*Goal of the exercise*: Each entry is to be given again word for word; images are dropped.

*Record set*:
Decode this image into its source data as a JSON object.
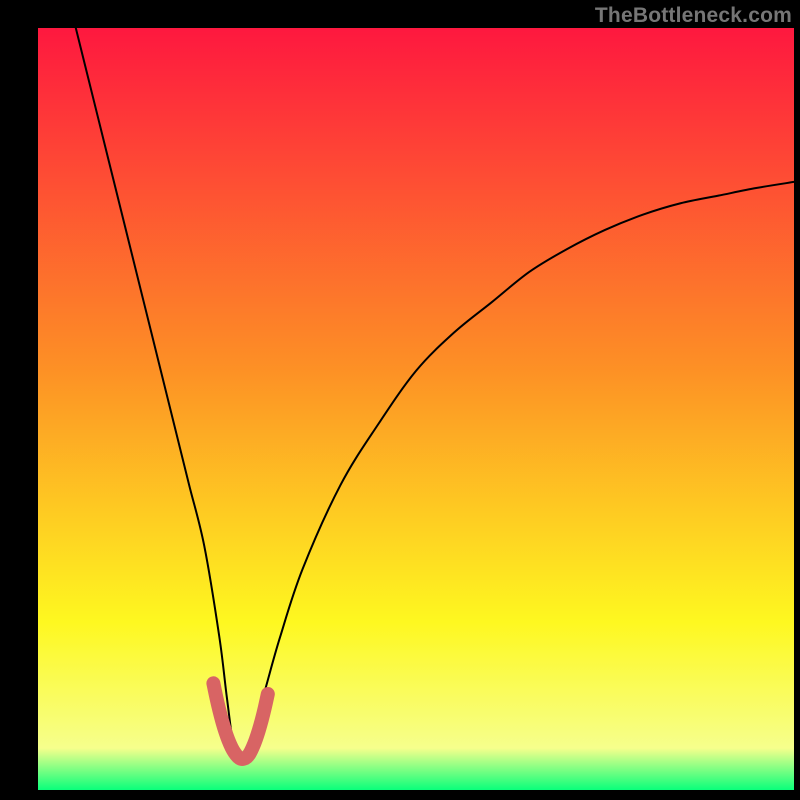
{
  "watermark": "TheBottleneck.com",
  "colors": {
    "gradient_top": "#fe183f",
    "gradient_mid1": "#fd9125",
    "gradient_mid2": "#fef820",
    "gradient_low": "#f6ff8c",
    "gradient_base": "#0aff7b",
    "curve": "#000000",
    "marker": "#d86464",
    "frame": "#000000"
  },
  "chart_data": {
    "type": "line",
    "title": "",
    "xlabel": "",
    "ylabel": "",
    "xlim": [
      0,
      100
    ],
    "ylim": [
      0,
      100
    ],
    "series": [
      {
        "name": "bottleneck-curve",
        "x": [
          5,
          8,
          10,
          12,
          14,
          16,
          18,
          20,
          22,
          24,
          25,
          26,
          27,
          28,
          30,
          32,
          35,
          40,
          45,
          50,
          55,
          60,
          65,
          70,
          75,
          80,
          85,
          90,
          95,
          100
        ],
        "values": [
          100,
          88,
          80,
          72,
          64,
          56,
          48,
          40,
          32,
          20,
          12,
          5,
          4,
          6,
          13,
          20,
          29,
          40,
          48,
          55,
          60,
          64,
          68,
          71,
          73.5,
          75.5,
          77,
          78,
          79,
          79.8
        ]
      },
      {
        "name": "optimal-marker",
        "x": [
          23.2,
          23.6,
          24.0,
          24.4,
          24.8,
          25.2,
          25.6,
          26.0,
          26.4,
          26.8,
          27.2,
          27.6,
          28.0,
          28.4,
          28.8,
          29.2,
          29.6,
          30.0,
          30.4
        ],
        "values": [
          14.0,
          12.1,
          10.4,
          8.9,
          7.6,
          6.5,
          5.6,
          4.9,
          4.4,
          4.1,
          4.1,
          4.3,
          4.8,
          5.6,
          6.6,
          7.8,
          9.2,
          10.8,
          12.6
        ]
      }
    ]
  }
}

*Solved problem*:
Decode this image into its source data as a JSON object.
{
  "watermark": "TheBottleneck.com",
  "colors": {
    "gradient_top": "#fe183f",
    "gradient_mid1": "#fd9125",
    "gradient_mid2": "#fef820",
    "gradient_low": "#f6ff8c",
    "gradient_base": "#0aff7b",
    "curve": "#000000",
    "marker": "#d86464",
    "frame": "#000000"
  },
  "chart_data": {
    "type": "line",
    "title": "",
    "xlabel": "",
    "ylabel": "",
    "xlim": [
      0,
      100
    ],
    "ylim": [
      0,
      100
    ],
    "series": [
      {
        "name": "bottleneck-curve",
        "x": [
          5,
          8,
          10,
          12,
          14,
          16,
          18,
          20,
          22,
          24,
          25,
          26,
          27,
          28,
          30,
          32,
          35,
          40,
          45,
          50,
          55,
          60,
          65,
          70,
          75,
          80,
          85,
          90,
          95,
          100
        ],
        "values": [
          100,
          88,
          80,
          72,
          64,
          56,
          48,
          40,
          32,
          20,
          12,
          5,
          4,
          6,
          13,
          20,
          29,
          40,
          48,
          55,
          60,
          64,
          68,
          71,
          73.5,
          75.5,
          77,
          78,
          79,
          79.8
        ]
      },
      {
        "name": "optimal-marker",
        "x": [
          23.2,
          23.6,
          24.0,
          24.4,
          24.8,
          25.2,
          25.6,
          26.0,
          26.4,
          26.8,
          27.2,
          27.6,
          28.0,
          28.4,
          28.8,
          29.2,
          29.6,
          30.0,
          30.4
        ],
        "values": [
          14.0,
          12.1,
          10.4,
          8.9,
          7.6,
          6.5,
          5.6,
          4.9,
          4.4,
          4.1,
          4.1,
          4.3,
          4.8,
          5.6,
          6.6,
          7.8,
          9.2,
          10.8,
          12.6
        ]
      }
    ]
  }
}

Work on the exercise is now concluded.